> RECORDS SUPPLIED:
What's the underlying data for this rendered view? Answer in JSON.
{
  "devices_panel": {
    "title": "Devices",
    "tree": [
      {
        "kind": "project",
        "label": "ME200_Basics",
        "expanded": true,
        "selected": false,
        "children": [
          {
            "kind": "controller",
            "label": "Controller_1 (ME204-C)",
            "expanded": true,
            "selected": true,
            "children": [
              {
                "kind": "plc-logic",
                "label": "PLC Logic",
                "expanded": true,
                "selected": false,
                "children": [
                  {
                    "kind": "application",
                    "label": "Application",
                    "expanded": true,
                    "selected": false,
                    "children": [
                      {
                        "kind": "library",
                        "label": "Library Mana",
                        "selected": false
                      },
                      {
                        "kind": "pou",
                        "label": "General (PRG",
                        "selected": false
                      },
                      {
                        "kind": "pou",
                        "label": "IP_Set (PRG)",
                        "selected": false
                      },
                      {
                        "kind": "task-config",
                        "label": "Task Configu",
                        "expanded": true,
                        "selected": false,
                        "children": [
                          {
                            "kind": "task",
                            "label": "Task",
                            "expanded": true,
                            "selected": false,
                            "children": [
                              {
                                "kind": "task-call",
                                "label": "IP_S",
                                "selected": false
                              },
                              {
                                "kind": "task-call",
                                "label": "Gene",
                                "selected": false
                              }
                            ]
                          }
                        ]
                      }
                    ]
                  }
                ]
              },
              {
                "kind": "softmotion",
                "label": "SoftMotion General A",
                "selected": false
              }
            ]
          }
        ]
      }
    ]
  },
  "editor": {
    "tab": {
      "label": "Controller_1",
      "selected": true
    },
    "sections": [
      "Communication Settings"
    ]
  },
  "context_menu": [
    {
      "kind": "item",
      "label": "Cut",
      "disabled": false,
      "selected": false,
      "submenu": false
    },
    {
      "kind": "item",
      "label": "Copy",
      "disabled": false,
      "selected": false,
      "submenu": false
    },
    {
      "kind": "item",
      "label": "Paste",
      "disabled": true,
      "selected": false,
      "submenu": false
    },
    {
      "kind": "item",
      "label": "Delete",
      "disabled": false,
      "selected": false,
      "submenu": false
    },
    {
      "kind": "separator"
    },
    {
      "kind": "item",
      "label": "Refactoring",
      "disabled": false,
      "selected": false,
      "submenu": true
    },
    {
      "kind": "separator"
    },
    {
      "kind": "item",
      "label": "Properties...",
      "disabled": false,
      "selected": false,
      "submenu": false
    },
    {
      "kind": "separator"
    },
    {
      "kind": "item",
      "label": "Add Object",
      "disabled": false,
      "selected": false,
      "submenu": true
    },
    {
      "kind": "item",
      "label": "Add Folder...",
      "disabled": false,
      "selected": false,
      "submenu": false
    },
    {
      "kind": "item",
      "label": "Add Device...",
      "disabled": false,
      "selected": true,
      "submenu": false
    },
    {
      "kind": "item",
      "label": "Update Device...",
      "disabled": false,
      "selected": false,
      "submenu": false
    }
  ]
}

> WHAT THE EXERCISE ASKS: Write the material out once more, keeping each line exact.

> EXERCISE RESULT:
What's the underlying data for this rendered view? Answer in JSON.
{
  "devices_panel": {
    "title": "Devices",
    "tree": [
      {
        "kind": "project",
        "label": "ME200_Basics",
        "expanded": true,
        "selected": false,
        "children": [
          {
            "kind": "controller",
            "label": "Controller_1 (ME204-C)",
            "expanded": true,
            "selected": true,
            "children": [
              {
                "kind": "plc-logic",
                "label": "PLC Logic",
                "expanded": true,
                "selected": false,
                "children": [
                  {
                    "kind": "application",
                    "label": "Application",
                    "expanded": true,
                    "selected": false,
                    "children": [
                      {
                        "kind": "library",
                        "label": "Library Mana",
                        "selected": false
                      },
                      {
                        "kind": "pou",
                        "label": "General (PRG",
                        "selected": false
                      },
                      {
                        "kind": "pou",
                        "label": "IP_Set (PRG)",
                        "selected": false
                      },
                      {
                        "kind": "task-config",
                        "label": "Task Configu",
                        "expanded": true,
                        "selected": false,
                        "children": [
                          {
                            "kind": "task",
                            "label": "Task",
                            "expanded": true,
                            "selected": false,
                            "children": [
                              {
                                "kind": "task-call",
                                "label": "IP_S",
                                "selected": false
                              },
                              {
                                "kind": "task-call",
                                "label": "Gene",
                                "selected": false
                              }
                            ]
                          }
                        ]
                      }
                    ]
                  }
                ]
              },
              {
                "kind": "softmotion",
                "label": "SoftMotion General A",
                "selected": false
              }
            ]
          }
        ]
      }
    ]
  },
  "editor": {
    "tab": {
      "label": "Controller_1",
      "selected": true
    },
    "sections": [
      "Communication Settings"
    ]
  },
  "context_menu": [
    {
      "kind": "item",
      "label": "Cut",
      "disabled": false,
      "selected": false,
      "submenu": false
    },
    {
      "kind": "item",
      "label": "Copy",
      "disabled": false,
      "selected": false,
      "submenu": false
    },
    {
      "kind": "item",
      "label": "Paste",
      "disabled": true,
      "selected": false,
      "submenu": false
    },
    {
      "kind": "item",
      "label": "Delete",
      "disabled": false,
      "selected": false,
      "submenu": false
    },
    {
      "kind": "separator"
    },
    {
      "kind": "item",
      "label": "Refactoring",
      "disabled": false,
      "selected": false,
      "submenu": true
    },
    {
      "kind": "separator"
    },
    {
      "kind": "item",
      "label": "Properties...",
      "disabled": false,
      "selected": false,
      "submenu": false
    },
    {
      "kind": "separator"
    },
    {
      "kind": "item",
      "label": "Add Object",
      "disabled": false,
      "selected": false,
      "submenu": true
    },
    {
      "kind": "item",
      "label": "Add Folder...",
      "disabled": false,
      "selected": false,
      "submenu": false
    },
    {
      "kind": "item",
      "label": "Add Device...",
      "disabled": false,
      "selected": true,
      "submenu": false
    },
    {
      "kind": "item",
      "label": "Update Device...",
      "disabled": false,
      "selected": false,
      "submenu": false
    }
  ]
}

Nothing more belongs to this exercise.